· Folding - Index cards which are folded in half horizontally or folded in half vertically have a special meaning.
· Shape - Round, oval, square, or heart-shaped super sticky notes might have different meanings.
· Grouping - Index cards, which are in close physical proximity carry a special meaning.
Each of these elements can be refined by adding other constraints, such as the combination of colors used on an index card. Make sure that you keep it simple. Someone walking past your Information Radiator should be able to understand what is going on without too much explanation.
Being employed by Conchango and specializing in Scrum I am often engaged in large-scale change programs to introduce Scrum into an organization. Frequently, this means the company as a whole has not yet bought into this new framework and our work is considered to be a pilot. By using the process described above, employing tangible items, which are visible to everyone introducing change, makes it a little bit easier. It physically involves those committed to the change process and it sparks their interest.
Handling index cards, getting up to move a card from “Test Ready” to “Done” writing a new role on a note card, and drawing a burn-down graph on the whiteboard employ our cognitive and volitive systems. [v] Being physically active and using that activity to visibly change artifacts on a whiteboard seems to make it easier for those involved to accept a new way of doing things.
Most information radiators are hung on a wall, making it easy for passersby to see them. The prominent display of all the available information makes it unnecessary for the passersby to ask questions; as they pass by, the information simply hits them. It takes very little energy to look at the display to gather all the information they need, it is visible.
The presence of big whiteboards filled with colorful cards, super sticky notes posted to screens and desks, and larger Post-It notes trigger the curiosity of those not directly involved.

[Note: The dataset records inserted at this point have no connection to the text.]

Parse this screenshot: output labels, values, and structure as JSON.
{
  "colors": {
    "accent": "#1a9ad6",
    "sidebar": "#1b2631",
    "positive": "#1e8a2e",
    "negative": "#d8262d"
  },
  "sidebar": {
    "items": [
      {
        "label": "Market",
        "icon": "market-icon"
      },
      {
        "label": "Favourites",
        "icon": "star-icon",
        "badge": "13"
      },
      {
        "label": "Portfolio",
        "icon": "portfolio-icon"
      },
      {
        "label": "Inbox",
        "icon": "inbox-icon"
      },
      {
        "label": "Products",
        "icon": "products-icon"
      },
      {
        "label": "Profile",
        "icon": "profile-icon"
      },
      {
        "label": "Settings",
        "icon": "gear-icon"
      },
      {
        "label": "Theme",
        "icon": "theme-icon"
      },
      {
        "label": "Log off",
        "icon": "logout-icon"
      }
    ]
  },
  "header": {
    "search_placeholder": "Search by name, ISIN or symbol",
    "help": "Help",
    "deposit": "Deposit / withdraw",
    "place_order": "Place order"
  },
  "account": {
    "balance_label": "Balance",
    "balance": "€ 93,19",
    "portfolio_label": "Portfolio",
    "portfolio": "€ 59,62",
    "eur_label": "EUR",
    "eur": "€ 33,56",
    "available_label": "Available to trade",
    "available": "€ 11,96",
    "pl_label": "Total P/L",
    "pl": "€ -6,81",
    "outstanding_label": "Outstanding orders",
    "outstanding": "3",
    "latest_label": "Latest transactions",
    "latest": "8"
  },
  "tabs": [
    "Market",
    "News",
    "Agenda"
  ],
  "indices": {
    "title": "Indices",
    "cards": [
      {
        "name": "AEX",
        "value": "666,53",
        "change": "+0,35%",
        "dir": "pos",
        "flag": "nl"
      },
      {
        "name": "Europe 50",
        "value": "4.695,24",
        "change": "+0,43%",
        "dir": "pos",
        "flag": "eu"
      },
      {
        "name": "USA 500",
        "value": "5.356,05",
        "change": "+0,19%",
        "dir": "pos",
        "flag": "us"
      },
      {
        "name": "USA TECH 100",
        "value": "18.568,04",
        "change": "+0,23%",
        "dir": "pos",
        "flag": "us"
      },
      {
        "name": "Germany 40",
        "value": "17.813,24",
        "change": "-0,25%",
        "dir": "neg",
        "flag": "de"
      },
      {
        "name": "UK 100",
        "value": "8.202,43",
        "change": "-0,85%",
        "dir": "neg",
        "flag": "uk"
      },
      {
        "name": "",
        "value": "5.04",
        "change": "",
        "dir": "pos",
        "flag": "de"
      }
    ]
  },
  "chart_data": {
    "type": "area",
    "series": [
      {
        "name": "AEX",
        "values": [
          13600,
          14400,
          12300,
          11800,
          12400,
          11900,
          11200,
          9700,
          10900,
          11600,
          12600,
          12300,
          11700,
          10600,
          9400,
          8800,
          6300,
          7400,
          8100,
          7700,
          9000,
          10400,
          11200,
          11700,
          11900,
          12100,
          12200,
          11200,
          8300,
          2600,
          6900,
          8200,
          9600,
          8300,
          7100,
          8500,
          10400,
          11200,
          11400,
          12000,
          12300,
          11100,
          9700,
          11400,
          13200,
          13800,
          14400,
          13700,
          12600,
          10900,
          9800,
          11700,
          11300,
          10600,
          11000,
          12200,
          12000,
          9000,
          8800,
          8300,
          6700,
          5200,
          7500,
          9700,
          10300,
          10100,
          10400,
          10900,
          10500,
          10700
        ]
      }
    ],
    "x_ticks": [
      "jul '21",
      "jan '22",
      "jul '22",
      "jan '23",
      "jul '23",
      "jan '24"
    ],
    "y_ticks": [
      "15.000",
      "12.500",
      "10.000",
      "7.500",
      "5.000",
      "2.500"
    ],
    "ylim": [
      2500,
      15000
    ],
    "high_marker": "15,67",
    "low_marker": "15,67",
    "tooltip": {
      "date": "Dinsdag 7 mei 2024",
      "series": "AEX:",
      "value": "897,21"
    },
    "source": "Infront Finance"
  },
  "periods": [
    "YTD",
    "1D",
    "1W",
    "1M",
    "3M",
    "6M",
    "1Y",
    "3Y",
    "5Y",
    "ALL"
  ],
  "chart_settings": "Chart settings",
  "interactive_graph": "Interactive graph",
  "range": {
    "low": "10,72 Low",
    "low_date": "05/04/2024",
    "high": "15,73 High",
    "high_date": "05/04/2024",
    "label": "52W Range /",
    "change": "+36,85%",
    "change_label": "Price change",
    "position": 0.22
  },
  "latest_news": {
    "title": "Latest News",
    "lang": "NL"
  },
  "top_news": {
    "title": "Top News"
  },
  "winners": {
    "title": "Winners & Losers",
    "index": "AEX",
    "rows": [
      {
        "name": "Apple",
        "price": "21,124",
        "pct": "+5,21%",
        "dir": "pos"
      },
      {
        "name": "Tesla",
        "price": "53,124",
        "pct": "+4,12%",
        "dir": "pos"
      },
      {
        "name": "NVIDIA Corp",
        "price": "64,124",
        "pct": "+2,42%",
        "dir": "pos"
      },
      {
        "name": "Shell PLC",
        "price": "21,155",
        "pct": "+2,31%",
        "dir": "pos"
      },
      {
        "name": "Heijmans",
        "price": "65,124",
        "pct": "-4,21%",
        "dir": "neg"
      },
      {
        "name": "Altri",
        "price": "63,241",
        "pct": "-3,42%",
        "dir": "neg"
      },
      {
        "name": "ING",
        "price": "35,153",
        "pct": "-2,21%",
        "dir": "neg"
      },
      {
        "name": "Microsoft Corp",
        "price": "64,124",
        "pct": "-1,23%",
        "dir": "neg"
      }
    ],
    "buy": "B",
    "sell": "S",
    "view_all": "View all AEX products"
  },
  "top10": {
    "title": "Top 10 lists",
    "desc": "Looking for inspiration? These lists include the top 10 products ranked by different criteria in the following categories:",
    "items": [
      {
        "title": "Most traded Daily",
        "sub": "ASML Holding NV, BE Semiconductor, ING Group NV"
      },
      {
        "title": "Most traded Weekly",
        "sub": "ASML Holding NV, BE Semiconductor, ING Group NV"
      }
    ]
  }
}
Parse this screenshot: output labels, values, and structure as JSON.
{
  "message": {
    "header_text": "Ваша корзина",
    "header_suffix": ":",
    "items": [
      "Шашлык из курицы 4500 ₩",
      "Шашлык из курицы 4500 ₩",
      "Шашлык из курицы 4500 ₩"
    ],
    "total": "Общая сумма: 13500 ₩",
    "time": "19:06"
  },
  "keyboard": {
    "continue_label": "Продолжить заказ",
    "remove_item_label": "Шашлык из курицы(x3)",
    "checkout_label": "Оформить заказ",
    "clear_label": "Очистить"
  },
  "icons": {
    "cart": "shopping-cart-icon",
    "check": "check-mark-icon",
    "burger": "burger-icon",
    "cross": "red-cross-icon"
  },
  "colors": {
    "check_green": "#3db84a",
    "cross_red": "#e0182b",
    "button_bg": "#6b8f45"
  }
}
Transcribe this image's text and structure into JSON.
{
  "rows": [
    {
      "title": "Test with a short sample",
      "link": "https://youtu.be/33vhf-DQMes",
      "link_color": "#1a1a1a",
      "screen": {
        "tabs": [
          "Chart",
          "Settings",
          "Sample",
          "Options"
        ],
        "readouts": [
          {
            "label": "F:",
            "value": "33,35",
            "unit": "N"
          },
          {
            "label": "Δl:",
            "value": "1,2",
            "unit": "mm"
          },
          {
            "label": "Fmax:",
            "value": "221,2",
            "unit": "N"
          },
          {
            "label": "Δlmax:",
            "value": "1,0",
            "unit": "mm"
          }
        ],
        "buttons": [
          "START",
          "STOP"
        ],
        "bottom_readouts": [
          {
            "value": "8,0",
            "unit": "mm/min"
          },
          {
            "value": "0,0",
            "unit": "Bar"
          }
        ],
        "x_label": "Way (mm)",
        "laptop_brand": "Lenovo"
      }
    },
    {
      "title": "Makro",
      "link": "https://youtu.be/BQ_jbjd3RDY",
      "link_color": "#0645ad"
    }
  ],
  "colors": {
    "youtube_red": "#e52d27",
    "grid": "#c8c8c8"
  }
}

Much like the presence of a picture on a wall might force us to stop to have a better look, the convenience of it simply being present draws attention to it and captivates us. Burn-down charts are the most popular artifacts to draw attention; test reports, sprint-backlogs can be important ones as well.
Big whiteboards, colorful cards, innovative application of physical constraints on stationery, and complete visibility do not only trigger curiosity but open our mind to accept and appreciate change that we can be a part of. Psychologically reinforcing that we can get things “done” index cards and super sticky notes are not only fun to work with but might offer the better ROI in the long run. There is no up-front investment in education needed and the likelihood for a whiteboard to not work is fairly small. Trying a low-tech solution before aiming for electronic tools in a co-located environment is a cost-effective, smart, and fun solution when aiming to introduce agile frameworks.
About the Author
David Hoehn is one of the thought leaders for Conchango around Agile Service Engagements. David has served for the past 1 1/2 years as an agile coach and innovative thinker around human nature and change. David specializes in welcoming change and how to convince organizations to create a whole new environment in which agile frameworks can grow and thrive. Putting a focus on Scrum in an enterprise environment rather than only for software development. David is known for making his work his passion.
[i] As suggested, see http://www.mountaingoatsoftware.com/articles
[ii] Cockerill, I. M. (Dec 1995). Self-esteem development through participation in physical activity. Journal of Workplace Learning , 14-17.
[iii] Krakovsky, M. (2007, April). STANFORD Magazine: March/April 2007 gt; Features gt; Mind-set Research. Retrieved April 2, 2007, from STANFORD Magazine: http://www.stanfordalumni.org/news/magazine/2007/marapr/features/dweck.html
[iv] Alistair Cockburn - Agile Software Development: Software Through People ISBN: 0201699699.
[v] These are the regions in our brain which make up the motor system, extrapyramidal system, pyramidal tract, alpha and gamma system.